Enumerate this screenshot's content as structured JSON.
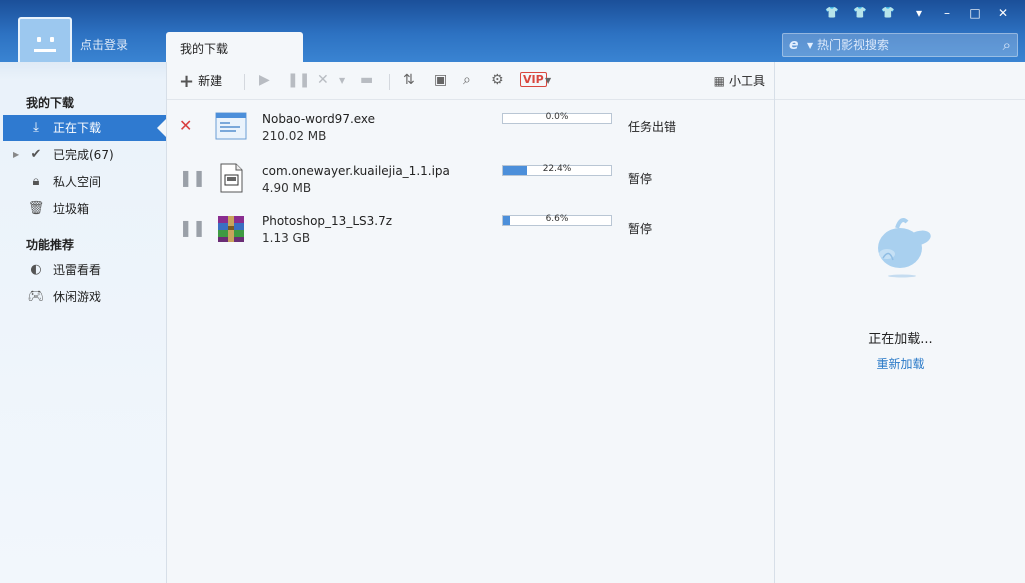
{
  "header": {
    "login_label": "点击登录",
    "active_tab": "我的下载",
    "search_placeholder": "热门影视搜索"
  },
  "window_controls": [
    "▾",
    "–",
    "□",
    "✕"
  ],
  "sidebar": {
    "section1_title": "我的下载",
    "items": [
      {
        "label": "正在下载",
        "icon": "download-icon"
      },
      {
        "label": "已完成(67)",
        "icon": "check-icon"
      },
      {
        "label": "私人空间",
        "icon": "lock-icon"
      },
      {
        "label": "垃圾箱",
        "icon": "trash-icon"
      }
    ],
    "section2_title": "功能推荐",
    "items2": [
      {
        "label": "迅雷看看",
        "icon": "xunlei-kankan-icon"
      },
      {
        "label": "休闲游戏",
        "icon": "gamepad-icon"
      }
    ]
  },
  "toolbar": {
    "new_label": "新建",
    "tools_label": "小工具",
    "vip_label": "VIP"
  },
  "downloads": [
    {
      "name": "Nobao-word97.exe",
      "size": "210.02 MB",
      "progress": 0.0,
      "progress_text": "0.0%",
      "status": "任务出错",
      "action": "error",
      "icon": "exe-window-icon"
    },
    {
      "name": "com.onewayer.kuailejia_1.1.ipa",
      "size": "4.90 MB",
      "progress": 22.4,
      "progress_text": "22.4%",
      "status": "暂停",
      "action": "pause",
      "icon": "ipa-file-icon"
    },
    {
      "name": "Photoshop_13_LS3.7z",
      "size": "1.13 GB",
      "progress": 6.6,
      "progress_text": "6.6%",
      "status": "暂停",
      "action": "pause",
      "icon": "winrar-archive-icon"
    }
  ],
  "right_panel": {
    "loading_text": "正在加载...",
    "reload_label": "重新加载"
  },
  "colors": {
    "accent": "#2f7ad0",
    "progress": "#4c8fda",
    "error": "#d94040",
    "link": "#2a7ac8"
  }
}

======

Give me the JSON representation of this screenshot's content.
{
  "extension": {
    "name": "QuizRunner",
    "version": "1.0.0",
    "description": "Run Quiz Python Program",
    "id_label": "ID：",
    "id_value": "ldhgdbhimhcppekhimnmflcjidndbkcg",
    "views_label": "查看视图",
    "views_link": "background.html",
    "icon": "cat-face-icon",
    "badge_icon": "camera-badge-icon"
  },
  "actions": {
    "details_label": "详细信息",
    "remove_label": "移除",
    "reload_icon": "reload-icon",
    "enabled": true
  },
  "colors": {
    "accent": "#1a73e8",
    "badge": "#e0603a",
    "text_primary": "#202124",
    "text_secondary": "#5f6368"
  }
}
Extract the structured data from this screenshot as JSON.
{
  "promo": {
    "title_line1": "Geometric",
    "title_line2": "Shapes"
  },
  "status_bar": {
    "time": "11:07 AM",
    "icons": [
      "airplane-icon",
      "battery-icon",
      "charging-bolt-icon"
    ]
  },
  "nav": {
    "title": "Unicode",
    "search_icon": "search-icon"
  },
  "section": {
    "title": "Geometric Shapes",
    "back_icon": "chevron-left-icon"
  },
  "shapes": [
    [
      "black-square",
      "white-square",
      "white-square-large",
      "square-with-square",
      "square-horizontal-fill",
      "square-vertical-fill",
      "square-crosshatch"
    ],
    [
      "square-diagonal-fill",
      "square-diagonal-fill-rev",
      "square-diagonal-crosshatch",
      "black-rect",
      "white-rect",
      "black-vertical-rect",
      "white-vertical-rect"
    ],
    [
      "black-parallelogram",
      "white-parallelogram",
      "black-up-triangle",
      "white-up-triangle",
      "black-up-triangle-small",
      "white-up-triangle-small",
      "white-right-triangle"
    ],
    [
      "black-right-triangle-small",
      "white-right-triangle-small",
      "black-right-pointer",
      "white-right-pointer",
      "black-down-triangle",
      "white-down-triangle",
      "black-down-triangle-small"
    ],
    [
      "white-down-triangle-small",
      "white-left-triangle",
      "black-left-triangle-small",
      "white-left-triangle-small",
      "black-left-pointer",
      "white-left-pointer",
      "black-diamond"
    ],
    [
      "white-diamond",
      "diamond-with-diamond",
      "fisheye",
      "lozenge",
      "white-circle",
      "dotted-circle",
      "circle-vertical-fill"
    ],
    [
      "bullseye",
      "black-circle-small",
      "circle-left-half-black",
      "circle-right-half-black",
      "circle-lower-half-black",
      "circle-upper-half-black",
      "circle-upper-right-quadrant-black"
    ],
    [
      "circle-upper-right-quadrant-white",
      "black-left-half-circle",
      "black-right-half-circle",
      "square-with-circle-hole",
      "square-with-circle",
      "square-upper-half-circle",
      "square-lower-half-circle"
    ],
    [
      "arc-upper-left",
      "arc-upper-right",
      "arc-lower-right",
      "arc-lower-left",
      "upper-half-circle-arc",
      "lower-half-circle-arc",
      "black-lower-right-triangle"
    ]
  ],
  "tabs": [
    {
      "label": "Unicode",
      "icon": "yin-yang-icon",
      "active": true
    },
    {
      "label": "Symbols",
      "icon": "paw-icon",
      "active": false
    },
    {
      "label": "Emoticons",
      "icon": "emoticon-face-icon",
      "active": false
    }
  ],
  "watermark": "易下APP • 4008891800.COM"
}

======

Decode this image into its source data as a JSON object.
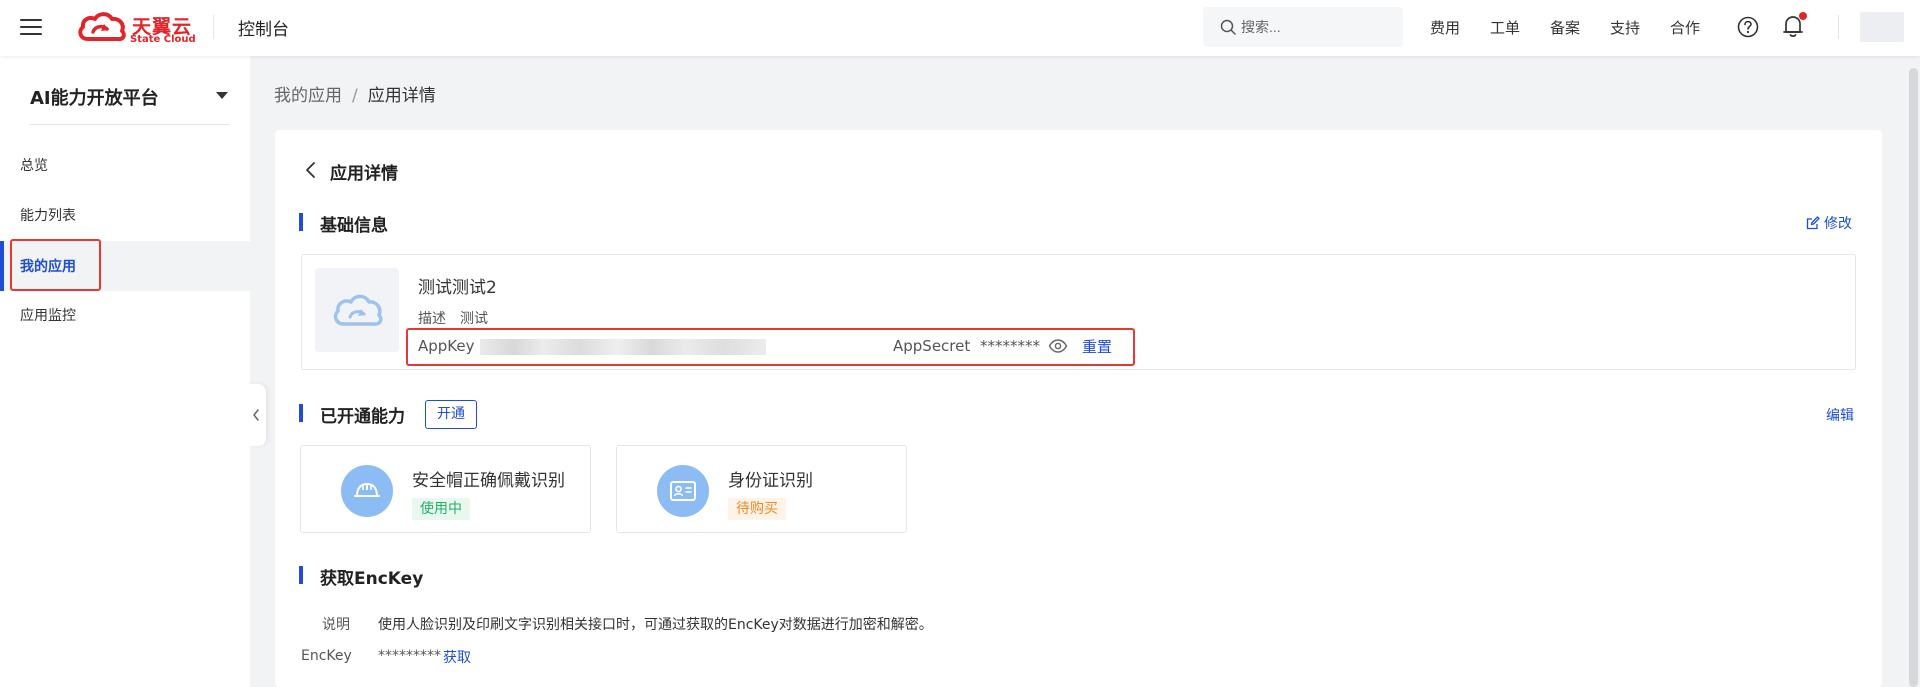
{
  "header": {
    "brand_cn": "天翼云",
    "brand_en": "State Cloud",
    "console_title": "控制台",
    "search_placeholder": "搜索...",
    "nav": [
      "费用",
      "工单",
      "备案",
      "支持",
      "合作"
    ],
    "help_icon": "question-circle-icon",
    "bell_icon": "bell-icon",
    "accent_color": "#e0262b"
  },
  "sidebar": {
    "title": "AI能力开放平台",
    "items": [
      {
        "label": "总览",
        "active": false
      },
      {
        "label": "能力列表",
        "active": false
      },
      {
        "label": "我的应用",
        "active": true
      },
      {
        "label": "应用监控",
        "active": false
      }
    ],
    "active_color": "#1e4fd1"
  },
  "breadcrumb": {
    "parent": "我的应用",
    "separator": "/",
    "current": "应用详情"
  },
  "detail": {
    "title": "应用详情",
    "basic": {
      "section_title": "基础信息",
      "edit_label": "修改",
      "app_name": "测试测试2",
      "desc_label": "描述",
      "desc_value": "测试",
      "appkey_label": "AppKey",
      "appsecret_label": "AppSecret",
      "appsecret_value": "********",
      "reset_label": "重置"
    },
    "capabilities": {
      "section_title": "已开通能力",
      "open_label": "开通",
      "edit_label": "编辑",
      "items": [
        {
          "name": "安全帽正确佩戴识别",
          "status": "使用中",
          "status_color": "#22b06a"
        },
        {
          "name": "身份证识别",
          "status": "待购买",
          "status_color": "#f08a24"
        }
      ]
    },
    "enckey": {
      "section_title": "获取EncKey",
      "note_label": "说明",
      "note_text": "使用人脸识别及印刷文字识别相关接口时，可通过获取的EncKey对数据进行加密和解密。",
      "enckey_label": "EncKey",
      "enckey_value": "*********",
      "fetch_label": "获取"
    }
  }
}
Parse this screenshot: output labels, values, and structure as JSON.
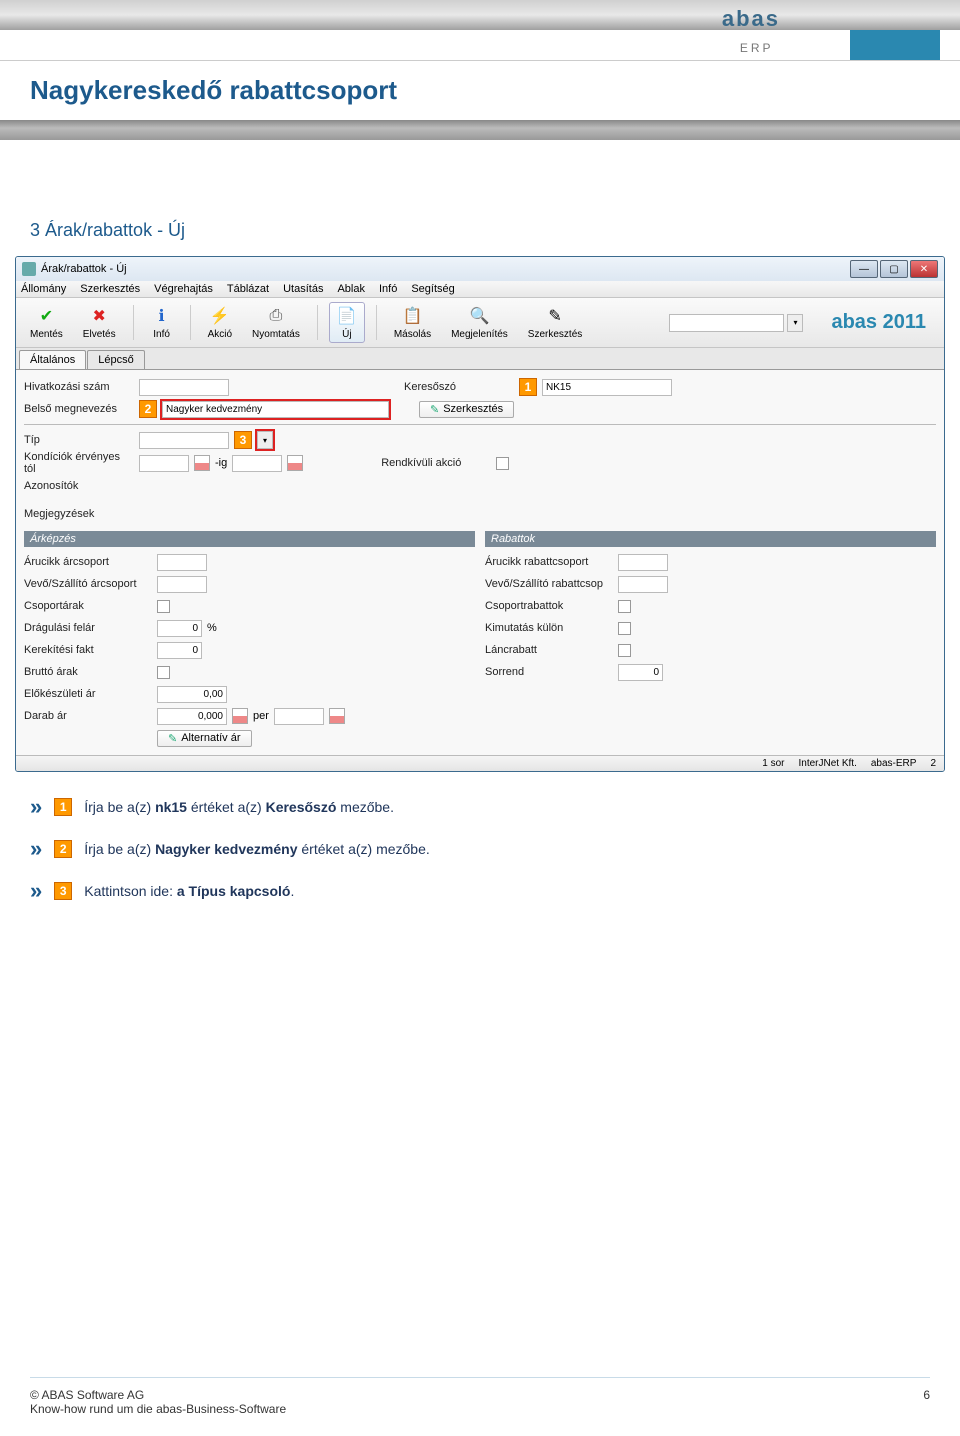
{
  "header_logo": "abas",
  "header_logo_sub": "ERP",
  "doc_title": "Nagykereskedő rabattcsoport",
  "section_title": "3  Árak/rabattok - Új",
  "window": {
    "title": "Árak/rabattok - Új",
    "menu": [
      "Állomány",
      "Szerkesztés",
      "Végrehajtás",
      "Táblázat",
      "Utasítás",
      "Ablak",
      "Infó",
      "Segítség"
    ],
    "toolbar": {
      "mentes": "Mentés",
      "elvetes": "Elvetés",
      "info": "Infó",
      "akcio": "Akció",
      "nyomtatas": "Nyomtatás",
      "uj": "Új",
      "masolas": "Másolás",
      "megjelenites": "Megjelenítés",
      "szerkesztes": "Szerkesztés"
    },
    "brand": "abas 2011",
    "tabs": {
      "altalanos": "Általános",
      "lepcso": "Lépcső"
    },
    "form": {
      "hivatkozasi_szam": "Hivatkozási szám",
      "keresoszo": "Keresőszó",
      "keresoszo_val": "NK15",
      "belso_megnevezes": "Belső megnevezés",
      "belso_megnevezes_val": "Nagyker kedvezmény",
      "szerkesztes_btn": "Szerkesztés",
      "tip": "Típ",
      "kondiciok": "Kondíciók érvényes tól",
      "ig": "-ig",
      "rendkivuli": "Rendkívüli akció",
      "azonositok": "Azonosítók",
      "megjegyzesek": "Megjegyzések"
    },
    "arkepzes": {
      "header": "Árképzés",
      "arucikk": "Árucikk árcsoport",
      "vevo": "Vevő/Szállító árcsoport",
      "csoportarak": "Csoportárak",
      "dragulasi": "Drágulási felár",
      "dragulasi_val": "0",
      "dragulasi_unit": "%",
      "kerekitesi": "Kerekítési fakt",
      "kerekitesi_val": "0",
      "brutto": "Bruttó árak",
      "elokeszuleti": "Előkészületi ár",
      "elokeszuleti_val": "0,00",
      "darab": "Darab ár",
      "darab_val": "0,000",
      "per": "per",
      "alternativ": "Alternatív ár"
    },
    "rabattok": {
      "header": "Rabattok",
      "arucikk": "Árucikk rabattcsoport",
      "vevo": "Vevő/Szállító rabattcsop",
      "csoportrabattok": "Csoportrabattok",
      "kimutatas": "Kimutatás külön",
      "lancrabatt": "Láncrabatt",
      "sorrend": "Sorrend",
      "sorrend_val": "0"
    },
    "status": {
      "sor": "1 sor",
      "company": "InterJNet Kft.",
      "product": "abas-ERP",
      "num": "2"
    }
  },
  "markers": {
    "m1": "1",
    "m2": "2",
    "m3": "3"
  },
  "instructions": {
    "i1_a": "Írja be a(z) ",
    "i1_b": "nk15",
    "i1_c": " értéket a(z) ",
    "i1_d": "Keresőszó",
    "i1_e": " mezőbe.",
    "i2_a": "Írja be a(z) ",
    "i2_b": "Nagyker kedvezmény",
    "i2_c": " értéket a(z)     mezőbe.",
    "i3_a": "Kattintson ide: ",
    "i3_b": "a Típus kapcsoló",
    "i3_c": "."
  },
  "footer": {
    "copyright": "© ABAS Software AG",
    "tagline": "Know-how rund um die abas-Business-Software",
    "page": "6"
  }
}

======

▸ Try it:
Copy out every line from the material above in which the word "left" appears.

▸ Answer box:
    "back_icon": "chevron-left-icon"
      "white-left-triangle",
      "black-left-triangle-small",
      "white-left-triangle-small",
      "black-left-pointer",
      "white-left-pointer",
      "circle-left-half-black",
      "black-left-half-circle",
      "arc-upper-left",
      "arc-lower-left",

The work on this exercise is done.